*YOUR INSTRUCTIONS*
Search the records for the string "price". Copy each line where it occurs.

*PROVIDED INFORMATION*

-.-.-

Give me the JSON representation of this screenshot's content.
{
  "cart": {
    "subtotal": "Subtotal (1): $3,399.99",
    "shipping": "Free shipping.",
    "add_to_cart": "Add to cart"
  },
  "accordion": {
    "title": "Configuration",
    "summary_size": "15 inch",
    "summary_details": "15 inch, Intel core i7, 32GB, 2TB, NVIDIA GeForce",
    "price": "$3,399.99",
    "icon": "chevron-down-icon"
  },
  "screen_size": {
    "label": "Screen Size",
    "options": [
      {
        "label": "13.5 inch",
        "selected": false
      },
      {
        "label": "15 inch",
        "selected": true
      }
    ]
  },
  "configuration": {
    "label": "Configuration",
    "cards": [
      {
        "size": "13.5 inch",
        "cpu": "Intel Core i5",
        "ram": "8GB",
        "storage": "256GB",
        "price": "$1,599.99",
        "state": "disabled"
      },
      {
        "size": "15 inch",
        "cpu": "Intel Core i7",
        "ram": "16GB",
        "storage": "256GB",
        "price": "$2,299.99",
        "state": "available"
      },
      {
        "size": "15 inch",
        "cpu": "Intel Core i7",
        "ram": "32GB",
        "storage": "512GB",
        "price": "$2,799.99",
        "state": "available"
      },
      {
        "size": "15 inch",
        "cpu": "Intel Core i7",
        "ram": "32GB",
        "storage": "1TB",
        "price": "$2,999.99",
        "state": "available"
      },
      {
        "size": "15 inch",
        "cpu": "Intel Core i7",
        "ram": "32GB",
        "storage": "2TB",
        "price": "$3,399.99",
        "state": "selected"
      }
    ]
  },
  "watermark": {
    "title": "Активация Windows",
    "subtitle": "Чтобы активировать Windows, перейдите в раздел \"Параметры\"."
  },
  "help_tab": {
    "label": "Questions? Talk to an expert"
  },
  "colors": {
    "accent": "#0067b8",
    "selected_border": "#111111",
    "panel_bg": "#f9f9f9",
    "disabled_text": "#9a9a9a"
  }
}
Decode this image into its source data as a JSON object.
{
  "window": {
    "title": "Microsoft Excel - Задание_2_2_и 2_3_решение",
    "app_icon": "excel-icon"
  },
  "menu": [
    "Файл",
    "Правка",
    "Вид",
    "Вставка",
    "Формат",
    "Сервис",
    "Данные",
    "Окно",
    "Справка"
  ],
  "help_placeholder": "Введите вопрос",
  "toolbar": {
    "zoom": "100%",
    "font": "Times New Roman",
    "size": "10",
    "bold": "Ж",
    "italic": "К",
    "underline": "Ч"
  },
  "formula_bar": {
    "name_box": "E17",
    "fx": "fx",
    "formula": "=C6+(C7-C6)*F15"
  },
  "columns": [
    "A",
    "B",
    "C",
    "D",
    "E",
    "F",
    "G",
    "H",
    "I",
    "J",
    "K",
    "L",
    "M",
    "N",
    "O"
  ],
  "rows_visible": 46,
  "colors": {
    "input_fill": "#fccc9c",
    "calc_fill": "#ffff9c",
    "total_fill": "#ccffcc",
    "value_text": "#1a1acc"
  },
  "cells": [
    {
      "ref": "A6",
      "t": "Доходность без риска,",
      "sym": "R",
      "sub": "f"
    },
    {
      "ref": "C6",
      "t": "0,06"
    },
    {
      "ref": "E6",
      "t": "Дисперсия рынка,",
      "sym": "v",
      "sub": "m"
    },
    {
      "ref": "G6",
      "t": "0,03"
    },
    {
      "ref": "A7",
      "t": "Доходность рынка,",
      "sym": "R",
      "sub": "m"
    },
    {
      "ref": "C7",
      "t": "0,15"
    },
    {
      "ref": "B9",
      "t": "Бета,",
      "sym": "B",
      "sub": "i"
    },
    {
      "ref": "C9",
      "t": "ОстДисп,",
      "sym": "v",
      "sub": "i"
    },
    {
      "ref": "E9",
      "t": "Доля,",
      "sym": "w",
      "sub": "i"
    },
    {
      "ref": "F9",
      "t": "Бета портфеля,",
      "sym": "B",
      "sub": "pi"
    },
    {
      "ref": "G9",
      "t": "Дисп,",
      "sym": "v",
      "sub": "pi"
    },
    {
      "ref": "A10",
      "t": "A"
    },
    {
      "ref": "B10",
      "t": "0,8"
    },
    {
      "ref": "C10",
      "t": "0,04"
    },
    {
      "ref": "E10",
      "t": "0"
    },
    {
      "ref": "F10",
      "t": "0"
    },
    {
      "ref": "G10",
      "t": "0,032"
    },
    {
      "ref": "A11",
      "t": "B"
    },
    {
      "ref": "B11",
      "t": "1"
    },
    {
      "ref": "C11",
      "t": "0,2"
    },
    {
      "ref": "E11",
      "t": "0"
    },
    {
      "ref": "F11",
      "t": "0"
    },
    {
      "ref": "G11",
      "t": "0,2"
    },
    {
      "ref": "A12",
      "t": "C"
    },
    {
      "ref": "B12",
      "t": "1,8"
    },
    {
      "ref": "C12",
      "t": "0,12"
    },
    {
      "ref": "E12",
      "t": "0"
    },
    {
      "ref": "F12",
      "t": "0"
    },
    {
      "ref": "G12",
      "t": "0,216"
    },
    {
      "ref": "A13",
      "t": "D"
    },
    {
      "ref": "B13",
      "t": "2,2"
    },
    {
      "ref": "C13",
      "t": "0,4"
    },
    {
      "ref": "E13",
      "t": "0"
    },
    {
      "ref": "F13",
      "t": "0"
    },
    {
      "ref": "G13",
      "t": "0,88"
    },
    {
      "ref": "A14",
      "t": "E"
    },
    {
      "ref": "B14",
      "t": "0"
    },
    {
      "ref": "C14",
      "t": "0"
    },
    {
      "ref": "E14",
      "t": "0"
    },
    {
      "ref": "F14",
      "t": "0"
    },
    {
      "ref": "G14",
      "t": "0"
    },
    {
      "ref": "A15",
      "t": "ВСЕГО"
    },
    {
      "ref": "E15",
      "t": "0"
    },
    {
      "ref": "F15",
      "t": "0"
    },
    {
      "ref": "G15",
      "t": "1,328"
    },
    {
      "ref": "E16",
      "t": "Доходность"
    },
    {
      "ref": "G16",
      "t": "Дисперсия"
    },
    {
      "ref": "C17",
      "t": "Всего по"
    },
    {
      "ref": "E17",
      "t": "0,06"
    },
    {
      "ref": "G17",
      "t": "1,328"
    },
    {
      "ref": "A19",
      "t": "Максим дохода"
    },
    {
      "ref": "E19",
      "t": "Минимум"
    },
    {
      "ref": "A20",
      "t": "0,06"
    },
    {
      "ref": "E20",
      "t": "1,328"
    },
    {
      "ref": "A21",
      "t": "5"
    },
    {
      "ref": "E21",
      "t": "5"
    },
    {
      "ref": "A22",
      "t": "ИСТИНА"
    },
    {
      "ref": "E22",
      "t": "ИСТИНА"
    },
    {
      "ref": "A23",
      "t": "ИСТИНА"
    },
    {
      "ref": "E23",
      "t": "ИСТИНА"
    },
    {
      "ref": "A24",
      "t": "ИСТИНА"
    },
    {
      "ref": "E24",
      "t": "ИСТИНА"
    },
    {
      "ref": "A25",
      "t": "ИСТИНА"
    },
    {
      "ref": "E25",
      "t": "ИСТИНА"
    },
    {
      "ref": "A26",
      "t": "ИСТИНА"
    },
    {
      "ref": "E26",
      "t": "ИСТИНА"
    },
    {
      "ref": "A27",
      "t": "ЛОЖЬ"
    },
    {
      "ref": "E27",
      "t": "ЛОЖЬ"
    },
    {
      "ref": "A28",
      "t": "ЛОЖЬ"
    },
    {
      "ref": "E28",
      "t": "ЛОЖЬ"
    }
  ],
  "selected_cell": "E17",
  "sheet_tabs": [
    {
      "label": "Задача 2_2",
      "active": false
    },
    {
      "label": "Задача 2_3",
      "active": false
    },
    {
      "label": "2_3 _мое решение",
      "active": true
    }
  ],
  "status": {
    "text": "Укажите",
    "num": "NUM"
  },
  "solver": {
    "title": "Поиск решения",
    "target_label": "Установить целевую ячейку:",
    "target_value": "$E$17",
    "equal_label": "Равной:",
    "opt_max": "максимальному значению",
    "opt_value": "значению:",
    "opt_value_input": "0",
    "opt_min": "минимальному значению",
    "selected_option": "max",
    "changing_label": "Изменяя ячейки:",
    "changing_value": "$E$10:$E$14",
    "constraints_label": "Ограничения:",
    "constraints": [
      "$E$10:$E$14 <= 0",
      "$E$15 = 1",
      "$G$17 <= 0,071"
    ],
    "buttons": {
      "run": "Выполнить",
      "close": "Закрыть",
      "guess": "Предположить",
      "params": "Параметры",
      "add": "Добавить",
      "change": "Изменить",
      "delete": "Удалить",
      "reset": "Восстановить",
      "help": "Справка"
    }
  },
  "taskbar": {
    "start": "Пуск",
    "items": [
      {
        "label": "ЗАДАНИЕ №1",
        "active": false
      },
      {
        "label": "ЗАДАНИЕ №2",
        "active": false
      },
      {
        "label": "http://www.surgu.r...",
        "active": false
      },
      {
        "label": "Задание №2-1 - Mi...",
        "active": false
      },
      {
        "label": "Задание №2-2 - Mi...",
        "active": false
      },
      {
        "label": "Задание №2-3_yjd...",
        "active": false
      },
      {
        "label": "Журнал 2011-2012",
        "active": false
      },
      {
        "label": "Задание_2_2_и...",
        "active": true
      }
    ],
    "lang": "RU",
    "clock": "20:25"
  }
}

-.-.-

*ANSWER FOR THIS EXERCISE*
    "price": "$3,399.99",
        "price": "$1,599.99",
        "price": "$2,299.99",
        "price": "$2,799.99",
        "price": "$2,999.99",
        "price": "$3,399.99",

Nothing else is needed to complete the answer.